So compliance can provide a platform for future growth. But what does this future hold? As people increasingly work away from central locations, either out of choice or because of restrictive costs of travel, they will want to store information locally in case they are unable to connect to the central system. They will want this storage to have larger capacity, yet fit in their pockets, while being secure and cost-effective. This may be more convenient for staff working remotely, but it means more data requiring more backup while users are outside the immediate scope of the compliant system.

And storage is getting faster. In fact, we have now reached the significant point where storage speeds have outpaced processing, with systems incapable of searching five billion email objects in less than three seconds. So systems may start to be classed in terms of storage speed rather than processing power. This is an acknowledgement that the bottleneck has shifted and will influence purchasing strategies that include storage as part of compliance considerations.

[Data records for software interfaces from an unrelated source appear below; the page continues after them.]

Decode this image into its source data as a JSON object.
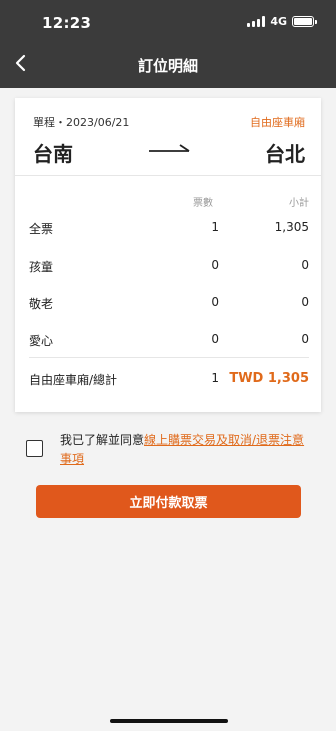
{
  "status_bar": {
    "time": "12:23",
    "network": "4G"
  },
  "header": {
    "title": "訂位明細"
  },
  "trip": {
    "meta": "單程・2023/06/21",
    "car_type": "自由座車廂",
    "from": "台南",
    "to": "台北"
  },
  "table": {
    "col_count": "票數",
    "col_subtotal": "小計",
    "rows": [
      {
        "label": "全票",
        "count": "1",
        "subtotal": "1,305"
      },
      {
        "label": "孩童",
        "count": "0",
        "subtotal": "0"
      },
      {
        "label": "敬老",
        "count": "0",
        "subtotal": "0"
      },
      {
        "label": "愛心",
        "count": "0",
        "subtotal": "0"
      }
    ],
    "total": {
      "label": "自由座車廂/總計",
      "count": "1",
      "subtotal": "TWD 1,305"
    }
  },
  "agreement": {
    "prefix": "我已了解並同意",
    "link": "線上購票交易及取消/退票注意事項",
    "checked": false
  },
  "pay_button": {
    "label": "立即付款取票"
  },
  "colors": {
    "accent": "#e06a1b",
    "header": "#3b3b3b",
    "button": "#e0581c"
  }
}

Another change could be that data will increasingly be seen as a utility, to be plugged into just like electricity, water or telephones. We already have many companies delivering software using application service technology (ASP), in which programs are run and data stored on a company's servers and delivered to the client, almost as a return to the era of dumb terminals and mainframe systems. But as people find travel increasingly expensive or difficult, or inconvenient, they will expect to be able to plug into their storage wherever they are.

This could bring about a fundamental shift in how we regard storage, in that it will be virtual, accessible anywhere and owned by dedicated storage utility companies. We could even see entire companies outsourcing their storage needs, along with the rest of their IT infrastructure.

As specialisations split and companies become virtual, it will be a challenge for compliance strategies to encompass this virtualisation. Questions will be raised over responsibilities for storage and data protection, over who is liable to prosecution in which circumstances, and upon whom the responsibility lies to provide proof. In an age where companies won't exist in their current form, where storage is distributed and utilised, compliance may face some tricky challenges.

- Stephen Watson is SWD product marketing manager at HP UK.